Fairfield’s First Selectman Mike Tetreau stated, “Fairfield is honored to have this vital gem in our community—one that draws in people of all ages for its magnificent programs. I applaud Pequot Library for winning this prestigious award and in doing so showing the State of Connecticut what a destination location we have in Fairfield, Connecticut.”

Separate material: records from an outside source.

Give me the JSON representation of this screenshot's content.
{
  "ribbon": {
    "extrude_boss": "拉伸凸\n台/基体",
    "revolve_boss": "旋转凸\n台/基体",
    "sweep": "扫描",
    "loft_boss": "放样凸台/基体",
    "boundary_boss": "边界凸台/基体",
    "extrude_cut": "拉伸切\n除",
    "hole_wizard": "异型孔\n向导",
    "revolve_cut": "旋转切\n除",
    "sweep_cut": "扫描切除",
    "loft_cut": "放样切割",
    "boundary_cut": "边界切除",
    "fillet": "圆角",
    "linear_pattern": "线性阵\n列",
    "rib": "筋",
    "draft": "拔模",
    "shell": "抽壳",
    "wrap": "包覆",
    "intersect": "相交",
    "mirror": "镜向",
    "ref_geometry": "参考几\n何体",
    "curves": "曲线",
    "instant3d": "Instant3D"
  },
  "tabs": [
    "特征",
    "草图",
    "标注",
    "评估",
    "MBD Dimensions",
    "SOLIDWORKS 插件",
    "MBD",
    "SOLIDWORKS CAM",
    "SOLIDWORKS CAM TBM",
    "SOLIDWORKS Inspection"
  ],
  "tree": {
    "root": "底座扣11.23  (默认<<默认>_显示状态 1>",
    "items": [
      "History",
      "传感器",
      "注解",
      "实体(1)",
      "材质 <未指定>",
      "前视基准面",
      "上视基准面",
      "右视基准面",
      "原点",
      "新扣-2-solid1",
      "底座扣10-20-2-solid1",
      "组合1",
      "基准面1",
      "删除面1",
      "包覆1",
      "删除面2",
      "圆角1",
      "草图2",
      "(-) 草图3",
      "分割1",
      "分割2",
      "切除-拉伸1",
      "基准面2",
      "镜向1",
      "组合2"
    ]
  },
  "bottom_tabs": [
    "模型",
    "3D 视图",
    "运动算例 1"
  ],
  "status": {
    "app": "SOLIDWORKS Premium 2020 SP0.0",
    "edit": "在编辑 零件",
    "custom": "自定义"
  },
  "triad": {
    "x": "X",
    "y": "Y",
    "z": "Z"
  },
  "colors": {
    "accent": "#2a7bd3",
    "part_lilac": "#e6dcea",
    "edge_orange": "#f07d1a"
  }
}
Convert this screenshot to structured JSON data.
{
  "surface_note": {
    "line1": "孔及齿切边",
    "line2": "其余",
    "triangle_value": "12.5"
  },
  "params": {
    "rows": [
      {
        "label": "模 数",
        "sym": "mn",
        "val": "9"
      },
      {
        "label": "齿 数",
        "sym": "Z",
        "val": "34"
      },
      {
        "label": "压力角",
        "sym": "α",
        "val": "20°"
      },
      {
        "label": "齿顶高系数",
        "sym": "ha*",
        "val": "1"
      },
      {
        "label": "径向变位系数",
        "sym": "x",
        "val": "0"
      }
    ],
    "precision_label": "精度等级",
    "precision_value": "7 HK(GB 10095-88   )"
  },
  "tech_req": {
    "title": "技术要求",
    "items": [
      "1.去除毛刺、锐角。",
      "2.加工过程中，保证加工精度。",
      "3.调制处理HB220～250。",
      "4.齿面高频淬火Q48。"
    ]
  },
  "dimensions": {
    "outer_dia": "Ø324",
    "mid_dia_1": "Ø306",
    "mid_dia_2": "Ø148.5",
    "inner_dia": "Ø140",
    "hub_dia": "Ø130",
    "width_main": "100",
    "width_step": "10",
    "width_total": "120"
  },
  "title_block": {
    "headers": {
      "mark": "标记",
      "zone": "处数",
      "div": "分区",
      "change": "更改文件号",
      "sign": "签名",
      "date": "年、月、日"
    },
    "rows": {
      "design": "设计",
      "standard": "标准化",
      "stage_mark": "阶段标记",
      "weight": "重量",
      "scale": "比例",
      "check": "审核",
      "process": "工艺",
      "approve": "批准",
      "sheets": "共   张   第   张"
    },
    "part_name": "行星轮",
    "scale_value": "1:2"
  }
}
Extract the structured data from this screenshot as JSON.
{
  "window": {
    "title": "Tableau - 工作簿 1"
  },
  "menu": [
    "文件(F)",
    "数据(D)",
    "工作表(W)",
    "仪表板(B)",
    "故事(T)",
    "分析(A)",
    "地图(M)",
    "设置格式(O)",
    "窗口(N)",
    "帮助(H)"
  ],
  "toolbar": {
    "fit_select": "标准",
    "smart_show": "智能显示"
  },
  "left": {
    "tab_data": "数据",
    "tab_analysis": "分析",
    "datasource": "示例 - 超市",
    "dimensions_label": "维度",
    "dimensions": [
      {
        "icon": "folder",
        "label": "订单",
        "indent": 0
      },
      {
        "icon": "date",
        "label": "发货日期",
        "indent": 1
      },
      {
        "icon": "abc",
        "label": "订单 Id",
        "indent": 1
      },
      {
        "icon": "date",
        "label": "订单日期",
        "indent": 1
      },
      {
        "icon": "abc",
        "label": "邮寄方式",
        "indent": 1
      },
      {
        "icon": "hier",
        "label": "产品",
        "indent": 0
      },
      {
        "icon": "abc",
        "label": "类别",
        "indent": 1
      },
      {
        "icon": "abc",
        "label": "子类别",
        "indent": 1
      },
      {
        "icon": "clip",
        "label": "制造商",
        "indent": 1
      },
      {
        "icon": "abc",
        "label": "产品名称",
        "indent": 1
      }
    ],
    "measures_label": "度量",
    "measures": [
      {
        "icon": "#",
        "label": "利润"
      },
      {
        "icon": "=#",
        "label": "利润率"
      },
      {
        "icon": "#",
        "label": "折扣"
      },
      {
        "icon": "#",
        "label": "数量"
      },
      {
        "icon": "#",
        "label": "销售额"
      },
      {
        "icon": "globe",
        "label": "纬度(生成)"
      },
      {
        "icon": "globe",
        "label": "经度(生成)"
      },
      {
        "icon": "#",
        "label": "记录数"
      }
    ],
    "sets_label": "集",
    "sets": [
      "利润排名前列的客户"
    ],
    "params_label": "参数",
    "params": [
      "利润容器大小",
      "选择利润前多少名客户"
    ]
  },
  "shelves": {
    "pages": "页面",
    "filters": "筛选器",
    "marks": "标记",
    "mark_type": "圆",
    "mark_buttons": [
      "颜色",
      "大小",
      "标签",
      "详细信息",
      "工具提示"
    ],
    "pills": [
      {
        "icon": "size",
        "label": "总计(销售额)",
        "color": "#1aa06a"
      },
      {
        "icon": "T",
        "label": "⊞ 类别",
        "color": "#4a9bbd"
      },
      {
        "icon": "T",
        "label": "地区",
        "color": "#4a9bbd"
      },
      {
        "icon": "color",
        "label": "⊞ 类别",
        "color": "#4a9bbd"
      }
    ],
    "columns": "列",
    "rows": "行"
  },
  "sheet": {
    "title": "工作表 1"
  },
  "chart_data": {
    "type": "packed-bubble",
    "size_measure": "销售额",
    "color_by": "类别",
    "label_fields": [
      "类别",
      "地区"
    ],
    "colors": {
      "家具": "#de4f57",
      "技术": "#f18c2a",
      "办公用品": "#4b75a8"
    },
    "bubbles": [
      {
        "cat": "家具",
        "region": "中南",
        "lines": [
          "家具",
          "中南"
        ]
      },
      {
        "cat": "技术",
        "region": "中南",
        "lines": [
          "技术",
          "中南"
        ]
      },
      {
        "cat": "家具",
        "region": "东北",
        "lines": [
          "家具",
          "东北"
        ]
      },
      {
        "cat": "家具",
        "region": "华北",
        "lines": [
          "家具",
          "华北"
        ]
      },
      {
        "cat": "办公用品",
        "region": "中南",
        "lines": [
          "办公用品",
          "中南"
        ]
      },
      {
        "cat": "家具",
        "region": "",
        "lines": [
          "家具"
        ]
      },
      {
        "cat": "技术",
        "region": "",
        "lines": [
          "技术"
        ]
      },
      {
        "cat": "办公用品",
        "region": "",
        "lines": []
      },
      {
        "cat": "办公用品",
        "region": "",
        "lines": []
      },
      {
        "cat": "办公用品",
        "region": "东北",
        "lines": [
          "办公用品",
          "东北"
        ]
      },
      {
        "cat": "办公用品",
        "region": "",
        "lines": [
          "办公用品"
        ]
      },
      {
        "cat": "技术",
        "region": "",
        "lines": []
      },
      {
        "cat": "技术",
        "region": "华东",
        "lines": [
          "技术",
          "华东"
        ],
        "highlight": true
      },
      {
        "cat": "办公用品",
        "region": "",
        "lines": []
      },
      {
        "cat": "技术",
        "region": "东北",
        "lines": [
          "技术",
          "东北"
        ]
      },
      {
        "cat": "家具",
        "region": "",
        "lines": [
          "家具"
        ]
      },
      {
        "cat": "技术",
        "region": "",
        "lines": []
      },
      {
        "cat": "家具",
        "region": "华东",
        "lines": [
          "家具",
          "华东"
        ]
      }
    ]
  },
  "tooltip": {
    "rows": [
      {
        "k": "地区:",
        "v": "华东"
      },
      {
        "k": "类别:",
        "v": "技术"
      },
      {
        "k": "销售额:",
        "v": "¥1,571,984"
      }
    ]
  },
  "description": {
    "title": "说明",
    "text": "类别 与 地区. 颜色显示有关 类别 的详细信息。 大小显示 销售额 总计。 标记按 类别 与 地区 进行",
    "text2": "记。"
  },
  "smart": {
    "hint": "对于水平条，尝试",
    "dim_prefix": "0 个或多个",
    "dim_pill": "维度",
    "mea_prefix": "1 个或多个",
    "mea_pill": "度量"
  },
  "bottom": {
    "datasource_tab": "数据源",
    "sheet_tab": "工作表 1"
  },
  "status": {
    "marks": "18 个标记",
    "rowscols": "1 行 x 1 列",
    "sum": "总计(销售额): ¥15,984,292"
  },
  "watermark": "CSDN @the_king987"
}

Pequot Library was founded by Southport, CT residents Virginia Marquand Monroe (1837 – 1926) and Elbert B. Monroe (1836 – 1894) and is one of the oldest public association libraries in New England. Nearly 2,900 votes were cast in the online Connecticut Treasures Award contest in July, and more than 50 percent of them (1,483) were for Pequot Library, one of Fairfield's cultural beacons. Chester Public Library came in second, and Hotchkiss Library in Sharon finished third. Pequot Library is known for its distinctive columns and three arches marking the main entrance along with the Ludowici-tiled roof. The stone/granite façade and ironwork stacks make a unique impression. The glass-tile floor and Tiffany windows welcome visitors, the auditorium is acoustically renowned with its sweeping overhead redwood beams, and in the winter, patrons enjoy reading by a glowing wood fire. Pequot Library is a full-service public association library educating and enriching people of all ages through literature, music, art, science, and the humanities for over 125 years with more than 500 annual programs. Pequot integrates its Special Collections of rare books, manuscripts, and archives into its day-to-day services to the community through exhibitions, programs, and hands-on classes and workshops.

Pequot’s Executive Director, Stephanie J. Coakley added, “Thank you so much to all who voted for Pequot Library. The Library is fortunate to have such a supportive community of patrons who clearly love their library!”

Please visit www.pequotlibrary.org to learn more about this vibrant library, educational, arts and cultural institution. Follow Pequot Library on Facebook, Instagram, and Twitter.

For more information, please contact Adair W. Heitmann, Director of Communications, at (203) 259-0346 ext. 120 or heitmann@pequotlibrary.org.

Photo Left to Right: Fairfield Community and Economic Development Director Mark Barnhart, Fairfield First Selectman Mike Tetreau, Pequot Library Executive Director Stephanie J. Coakley, AIA CT Chapter Director Gina Calabro, AIA CT’s Kristen Leigh and Amy Zemel, Pequot’s Director of Communications Adair Heitmann and Connecticut State Troubador Nekita Waller.